The National Theatre's latest production is beamed live from London's Southbank to the Queen's Film Theatre

In the Queen's Film Theatre in Belfast the audience is watching actors in the National Theatre in London put on the first matinee performance of Terry Pratchett's Nation. Part of the NT Live season, the play is broadcast in high definition live from London's Southbank. The QFT is currently the only cinema in Northern Ireland set up to receive the broadcast and this is their first show. The theatre isn't packed, but it's a good turn out for a Saturday afternoon.

Director Melly Still describes Nation as a play about 'how to be'. Daphne and Mau are two characters who seemed unlikely to ever meet. Mau, played by Gary Carr, is an islander caught between his boy-soul and his man-soul. Daphne, played by Dublin actor Emily Taafe, is a well brought up Wiltshire girl from a good family on her way to see her father in Port wotsit. A tsunami destroys both their worlds, destroying everything Mau knows and shipwrecking Daphne far from home.

Helped and hindered by other survivors they don't only have to survive, they have to decide how their Nation will live. It's a decision that Cox, Daphne's butler and another survivor of the shipwreck, wants to take out of their hands.

Shaven-headed and vacant-eyed Paul Chahidi's Cox is faithless and mad with grief. Musing on murder in chilling, lacksadasical tones he embraces the Death God Locaha. 'There's a darkness in him,' Daphne says, her voice breaking just slightly.

So is it a film or is it a play? The NT Live season sounds new and innovative but it's not the first time a play has been filmed. The difference is that Nation is live, taking place as we watch. Does that really make any odds?

It does. Something of the magic of a live theatre performance carries over. It is surprisingly easy to forget that the screen is there and to get drawn into the story. At the intermission the audience applauds enthusiastically. 'You just don't do that at the cinema do you?' a woman asks outside. It's disorienting as the camera pans around to show the audience and it's not us.

'It doesn't seem fair,' a man comments over coffee. 'We can see them but they can't see us. Maybe we should have a camera in there too?'

It helps that the play is so good. Much of the exquisite staging is simple and all the more effective for it. A silvery blue sheet of material billows and flaps across the stage as the sea, and clever lighting is enough to invoke the swelling waters.

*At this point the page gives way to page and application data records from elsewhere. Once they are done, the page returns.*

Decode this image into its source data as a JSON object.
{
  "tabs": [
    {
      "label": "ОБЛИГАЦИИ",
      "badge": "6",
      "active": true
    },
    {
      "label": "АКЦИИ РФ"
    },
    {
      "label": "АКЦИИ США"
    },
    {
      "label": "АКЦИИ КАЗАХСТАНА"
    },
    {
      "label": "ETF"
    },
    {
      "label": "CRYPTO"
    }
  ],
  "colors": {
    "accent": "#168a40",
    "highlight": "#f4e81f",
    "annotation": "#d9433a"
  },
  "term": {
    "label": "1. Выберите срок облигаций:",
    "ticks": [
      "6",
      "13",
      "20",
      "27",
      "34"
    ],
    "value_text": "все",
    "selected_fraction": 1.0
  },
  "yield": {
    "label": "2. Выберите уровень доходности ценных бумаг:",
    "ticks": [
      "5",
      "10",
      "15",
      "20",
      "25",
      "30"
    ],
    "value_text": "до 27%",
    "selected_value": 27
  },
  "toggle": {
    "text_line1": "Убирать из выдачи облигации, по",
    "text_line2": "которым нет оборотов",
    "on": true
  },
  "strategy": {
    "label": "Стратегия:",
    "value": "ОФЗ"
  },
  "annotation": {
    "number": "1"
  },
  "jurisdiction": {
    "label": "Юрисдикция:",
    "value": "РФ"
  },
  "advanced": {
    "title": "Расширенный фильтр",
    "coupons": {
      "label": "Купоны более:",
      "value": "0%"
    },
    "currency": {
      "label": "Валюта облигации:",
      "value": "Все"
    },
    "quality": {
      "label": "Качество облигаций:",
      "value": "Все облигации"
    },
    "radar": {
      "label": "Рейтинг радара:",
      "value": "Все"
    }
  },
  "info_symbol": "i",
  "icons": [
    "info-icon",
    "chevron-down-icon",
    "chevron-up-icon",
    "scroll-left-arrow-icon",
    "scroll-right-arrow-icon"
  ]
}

One of the most effective scenes is early in the play, during the wreck of Daphne and Cox's ship, the Sweet Judy. Suspended on wires the cast spin and twirl in slow motion through a mist lit with blue light. Soft gasps rise throughout the theatre.

'I'd rather see that than CGI,' the man with the coffee insists. 'Any day of the week.'

Should the puppets be counted as part of the staging, the props? They aren't real, but for the duration of the play we have to accept them as alive.

The Grandfather birds carry the spirits of Mau's honoured death, but they are a horror to him, with their hand-beaks, skeletal wings and the crawling, wounded gait of a dying thing, as well as to the audience. The actors interact with them as if they are real. They move as if they are real.

'You stop looking at them in bits,' Carr explained in a pre-show interview. 'They're not the puppet and the two people working them; they're a character in the play, in that world.'

Their convinction in turn convinces the audience. It works with the puppet child Twinkle even more than with the Grandfather birds. When it seems like he will die and his desperate mother clutches him tight before releasing him to the priest, more than a few people in the audience furtively wipe away a tear.

'This will not happen,' Daphne cries for us.

Taafe and Carr were good choices for their roles. Taafe conveys Daphne's vulnerability and fear with tilted chin and brittle voice, careful in her crinoline of where she sits and how she holds her hands. Mau is much more open to begin with, raging against the gods and prostrate with grief, but that changes as he grows into the role of chief.

There are times, however, when they are a little overshadowed by the supporting cast. Ataba's deep voice and considered movements, his white vestements standing out against the earth tones of the rest of the cast, commands the stage. And Milton, the foul mouthed parrot, played by Jason Thorpe in bare chest and a bustle, is a scene-stealer every time.

It seemed an odd decision at first, to use an actor instead of a puppet, but Milton's role in the play is essential. He's the voice of exposition, throwing in what needs to be said to move the plot from one place to the next. Along with the occasional 'boobies'.

At the end the cast receive a standing ovation from the audience, and it doesn't seem right that they can't hear us.

Tammy Moore

Click play for the reaction of some of the QFT audience